● Problem description:
Copy out the data in full, keeping each line exactly as it reads.
--- Records to process Enclosed Below ---
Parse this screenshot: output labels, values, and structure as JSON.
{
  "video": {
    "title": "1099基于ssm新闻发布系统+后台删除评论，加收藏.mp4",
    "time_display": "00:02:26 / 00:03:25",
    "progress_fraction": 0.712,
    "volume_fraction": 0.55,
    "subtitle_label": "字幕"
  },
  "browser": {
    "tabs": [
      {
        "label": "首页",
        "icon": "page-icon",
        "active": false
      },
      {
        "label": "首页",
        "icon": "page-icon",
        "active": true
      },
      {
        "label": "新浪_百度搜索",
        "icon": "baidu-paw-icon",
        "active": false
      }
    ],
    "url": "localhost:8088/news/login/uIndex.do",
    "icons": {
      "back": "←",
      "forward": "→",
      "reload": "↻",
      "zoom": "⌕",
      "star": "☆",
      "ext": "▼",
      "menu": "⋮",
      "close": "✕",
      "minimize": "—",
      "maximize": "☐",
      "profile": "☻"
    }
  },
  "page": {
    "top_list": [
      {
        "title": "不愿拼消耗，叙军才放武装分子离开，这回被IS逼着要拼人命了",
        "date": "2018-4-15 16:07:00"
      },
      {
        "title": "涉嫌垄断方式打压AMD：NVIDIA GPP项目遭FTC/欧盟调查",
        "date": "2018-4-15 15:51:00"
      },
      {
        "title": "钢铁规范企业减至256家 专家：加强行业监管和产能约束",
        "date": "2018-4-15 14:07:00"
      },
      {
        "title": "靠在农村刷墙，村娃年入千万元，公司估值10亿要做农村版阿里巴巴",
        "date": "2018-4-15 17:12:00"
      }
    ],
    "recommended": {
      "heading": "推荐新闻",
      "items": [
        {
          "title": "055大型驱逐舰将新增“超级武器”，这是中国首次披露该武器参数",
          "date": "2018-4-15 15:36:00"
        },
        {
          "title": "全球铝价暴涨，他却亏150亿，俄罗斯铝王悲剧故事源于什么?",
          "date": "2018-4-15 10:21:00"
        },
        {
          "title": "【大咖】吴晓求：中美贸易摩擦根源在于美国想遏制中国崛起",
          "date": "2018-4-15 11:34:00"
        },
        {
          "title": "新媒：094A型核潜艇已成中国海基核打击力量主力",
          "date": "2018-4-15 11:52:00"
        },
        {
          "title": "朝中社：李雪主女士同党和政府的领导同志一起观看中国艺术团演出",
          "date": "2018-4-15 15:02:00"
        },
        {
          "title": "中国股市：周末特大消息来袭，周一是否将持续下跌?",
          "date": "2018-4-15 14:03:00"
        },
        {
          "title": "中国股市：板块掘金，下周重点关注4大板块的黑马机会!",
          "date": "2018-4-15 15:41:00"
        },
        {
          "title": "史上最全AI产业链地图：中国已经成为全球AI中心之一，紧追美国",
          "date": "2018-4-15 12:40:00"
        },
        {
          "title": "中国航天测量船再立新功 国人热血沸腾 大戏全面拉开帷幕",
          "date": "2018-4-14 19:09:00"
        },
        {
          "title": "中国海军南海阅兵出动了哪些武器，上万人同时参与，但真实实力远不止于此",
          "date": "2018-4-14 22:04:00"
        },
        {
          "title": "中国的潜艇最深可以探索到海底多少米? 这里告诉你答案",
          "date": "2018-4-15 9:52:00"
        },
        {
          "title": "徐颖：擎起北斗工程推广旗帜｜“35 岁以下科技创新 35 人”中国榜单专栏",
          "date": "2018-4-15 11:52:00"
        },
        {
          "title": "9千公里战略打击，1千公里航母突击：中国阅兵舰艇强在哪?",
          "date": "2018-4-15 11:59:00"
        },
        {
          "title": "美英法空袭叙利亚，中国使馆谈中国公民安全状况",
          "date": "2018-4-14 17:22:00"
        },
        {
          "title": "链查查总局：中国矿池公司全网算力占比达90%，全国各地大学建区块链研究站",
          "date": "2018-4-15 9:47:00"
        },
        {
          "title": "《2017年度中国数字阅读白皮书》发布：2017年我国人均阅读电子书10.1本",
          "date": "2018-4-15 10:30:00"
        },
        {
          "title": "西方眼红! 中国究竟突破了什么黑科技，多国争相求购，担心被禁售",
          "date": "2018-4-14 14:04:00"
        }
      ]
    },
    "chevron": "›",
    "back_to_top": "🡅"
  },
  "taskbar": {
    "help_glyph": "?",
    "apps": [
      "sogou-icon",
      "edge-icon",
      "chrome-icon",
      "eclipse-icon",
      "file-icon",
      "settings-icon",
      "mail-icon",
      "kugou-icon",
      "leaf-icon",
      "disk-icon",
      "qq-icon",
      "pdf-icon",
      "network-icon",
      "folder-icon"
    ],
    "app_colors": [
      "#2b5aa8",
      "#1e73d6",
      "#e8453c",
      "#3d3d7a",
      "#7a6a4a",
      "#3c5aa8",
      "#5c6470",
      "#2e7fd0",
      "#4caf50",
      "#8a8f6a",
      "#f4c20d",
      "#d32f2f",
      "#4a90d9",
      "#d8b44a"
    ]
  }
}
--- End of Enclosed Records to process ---
● Solved problem:
Parse this screenshot: output labels, values, and structure as JSON.
{
  "video": {
    "title": "1099基于ssm新闻发布系统+后台删除评论，加收藏.mp4",
    "time_display": "00:02:26 / 00:03:25",
    "progress_fraction": 0.712,
    "volume_fraction": 0.55,
    "subtitle_label": "字幕"
  },
  "browser": {
    "tabs": [
      {
        "label": "首页",
        "icon": "page-icon",
        "active": false
      },
      {
        "label": "首页",
        "icon": "page-icon",
        "active": true
      },
      {
        "label": "新浪_百度搜索",
        "icon": "baidu-paw-icon",
        "active": false
      }
    ],
    "url": "localhost:8088/news/login/uIndex.do",
    "icons": {
      "back": "←",
      "forward": "→",
      "reload": "↻",
      "zoom": "⌕",
      "star": "☆",
      "ext": "▼",
      "menu": "⋮",
      "close": "✕",
      "minimize": "—",
      "maximize": "☐",
      "profile": "☻"
    }
  },
  "page": {
    "top_list": [
      {
        "title": "不愿拼消耗，叙军才放武装分子离开，这回被IS逼着要拼人命了",
        "date": "2018-4-15 16:07:00"
      },
      {
        "title": "涉嫌垄断方式打压AMD：NVIDIA GPP项目遭FTC/欧盟调查",
        "date": "2018-4-15 15:51:00"
      },
      {
        "title": "钢铁规范企业减至256家 专家：加强行业监管和产能约束",
        "date": "2018-4-15 14:07:00"
      },
      {
        "title": "靠在农村刷墙，村娃年入千万元，公司估值10亿要做农村版阿里巴巴",
        "date": "2018-4-15 17:12:00"
      }
    ],
    "recommended": {
      "heading": "推荐新闻",
      "items": [
        {
          "title": "055大型驱逐舰将新增“超级武器”，这是中国首次披露该武器参数",
          "date": "2018-4-15 15:36:00"
        },
        {
          "title": "全球铝价暴涨，他却亏150亿，俄罗斯铝王悲剧故事源于什么?",
          "date": "2018-4-15 10:21:00"
        },
        {
          "title": "【大咖】吴晓求：中美贸易摩擦根源在于美国想遏制中国崛起",
          "date": "2018-4-15 11:34:00"
        },
        {
          "title": "新媒：094A型核潜艇已成中国海基核打击力量主力",
          "date": "2018-4-15 11:52:00"
        },
        {
          "title": "朝中社：李雪主女士同党和政府的领导同志一起观看中国艺术团演出",
          "date": "2018-4-15 15:02:00"
        },
        {
          "title": "中国股市：周末特大消息来袭，周一是否将持续下跌?",
          "date": "2018-4-15 14:03:00"
        },
        {
          "title": "中国股市：板块掘金，下周重点关注4大板块的黑马机会!",
          "date": "2018-4-15 15:41:00"
        },
        {
          "title": "史上最全AI产业链地图：中国已经成为全球AI中心之一，紧追美国",
          "date": "2018-4-15 12:40:00"
        },
        {
          "title": "中国航天测量船再立新功 国人热血沸腾 大戏全面拉开帷幕",
          "date": "2018-4-14 19:09:00"
        },
        {
          "title": "中国海军南海阅兵出动了哪些武器，上万人同时参与，但真实实力远不止于此",
          "date": "2018-4-14 22:04:00"
        },
        {
          "title": "中国的潜艇最深可以探索到海底多少米? 这里告诉你答案",
          "date": "2018-4-15 9:52:00"
        },
        {
          "title": "徐颖：擎起北斗工程推广旗帜｜“35 岁以下科技创新 35 人”中国榜单专栏",
          "date": "2018-4-15 11:52:00"
        },
        {
          "title": "9千公里战略打击，1千公里航母突击：中国阅兵舰艇强在哪?",
          "date": "2018-4-15 11:59:00"
        },
        {
          "title": "美英法空袭叙利亚，中国使馆谈中国公民安全状况",
          "date": "2018-4-14 17:22:00"
        },
        {
          "title": "链查查总局：中国矿池公司全网算力占比达90%，全国各地大学建区块链研究站",
          "date": "2018-4-15 9:47:00"
        },
        {
          "title": "《2017年度中国数字阅读白皮书》发布：2017年我国人均阅读电子书10.1本",
          "date": "2018-4-15 10:30:00"
        },
        {
          "title": "西方眼红! 中国究竟突破了什么黑科技，多国争相求购，担心被禁售",
          "date": "2018-4-14 14:04:00"
        }
      ]
    },
    "chevron": "›",
    "back_to_top": "🡅"
  },
  "taskbar": {
    "help_glyph": "?",
    "apps": [
      "sogou-icon",
      "edge-icon",
      "chrome-icon",
      "eclipse-icon",
      "file-icon",
      "settings-icon",
      "mail-icon",
      "kugou-icon",
      "leaf-icon",
      "disk-icon",
      "qq-icon",
      "pdf-icon",
      "network-icon",
      "folder-icon"
    ],
    "app_colors": [
      "#2b5aa8",
      "#1e73d6",
      "#e8453c",
      "#3d3d7a",
      "#7a6a4a",
      "#3c5aa8",
      "#5c6470",
      "#2e7fd0",
      "#4caf50",
      "#8a8f6a",
      "#f4c20d",
      "#d32f2f",
      "#4a90d9",
      "#d8b44a"
    ]
  }
}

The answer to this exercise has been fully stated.